It is important to note that the T2D participants had completed a brief familiarization period before these acute investigations, as they were participating in a longer-term study (NCT02251301). This involved six sessions of INT; four 1-min intervals eliciting an RPE of ∼5 were performed in the first three sessions; thereafter, the number increased by one interval each session until they reached six intervals. This was deemed necessary to ensure the T2D participants could complete seven 1-min interval, were accustomed to this type of vigorous exercise, and did not experience any abnormal heart rate or blood pressure responses to INT. Endothelial function measured before and after the 2-wk habituation period was unchanged (+0.5 ± 2.4%, P = 0.50, data not shown), however, the endothelial responses seen in the current study may not generalize to inactive T2D participants or those completely naïve to INT.
In conclusion, this study shows that resistance-based interval exercise is a time-efficient and effective exercise method to acutely improve endothelial function in T2D and age-matched UN-NG and TR-NG participants. This is the first study to investigate the acute effect of this novel form of INT and demonstrates its potential utility in older adults with and without T2D. Although the mechanisms underlying the changes in endothelial function with cardio- and resistance-based INT are unclear, the pattern of high- and low-intensity exercise stimulates an increase in blood flow and shear rate postexercise and did not cause a transient decrease in endothelial function as found previously for continuous vigorous exercise. The chronic effects of repeated resistance-based vs. cardio-based INT warrant investigation to elucidate whether these acute responses transpire to long-term vascular adaptations in these groups.

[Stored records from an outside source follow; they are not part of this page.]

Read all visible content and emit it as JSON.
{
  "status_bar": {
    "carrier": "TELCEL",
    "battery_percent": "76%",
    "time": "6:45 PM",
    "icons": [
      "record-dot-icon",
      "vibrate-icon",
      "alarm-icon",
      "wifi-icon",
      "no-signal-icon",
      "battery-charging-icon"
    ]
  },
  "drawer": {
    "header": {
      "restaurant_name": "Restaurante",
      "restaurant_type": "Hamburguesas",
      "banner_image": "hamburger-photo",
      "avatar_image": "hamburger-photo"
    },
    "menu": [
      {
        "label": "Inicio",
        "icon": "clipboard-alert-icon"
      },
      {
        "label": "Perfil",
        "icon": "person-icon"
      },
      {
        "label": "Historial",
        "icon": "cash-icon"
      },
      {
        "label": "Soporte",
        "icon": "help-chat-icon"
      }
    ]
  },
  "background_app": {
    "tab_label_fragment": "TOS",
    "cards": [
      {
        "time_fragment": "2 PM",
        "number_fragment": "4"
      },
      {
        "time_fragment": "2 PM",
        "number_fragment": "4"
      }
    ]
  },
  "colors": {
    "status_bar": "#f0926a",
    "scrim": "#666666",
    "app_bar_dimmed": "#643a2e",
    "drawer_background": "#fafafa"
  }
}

Funding for this study was provided by a Natural Sciences and Engineering Research Council (NSERC) Discovery Grant RGPIN 435807-13 (to J. P. Little). J. P. Little is supported by a Canadian Institutes of Health Research (CIHR) New Investigator Salary Award (FRN, MSH- 141980).
No conflicts of interest, financial or otherwise, are declared by the author(s).
M.E.F. and J.P.L. conception and design of research; M.E.F. and C.D. performed experiments; M.E.F., K.P., and F.H. analyzed data; M.E.F. and J.P.L. interpreted results of experiments; M.E.F. prepared figures; M.E.F. drafted manuscript; M.E.F. and J.P.L. edited and revised manuscript; M.E.F., C.D., K.P., F.H., and J.P.L. approved final version of manuscript.
We thank Jacqueline Gabelhouse and Jordelle Dupre from COACH cardiology for assistance with the 12-lead exercise stress tests. Importantly, we also thank all the participants for giving the time to participate in this research.
- Copyright © 2016 the American Physiological Society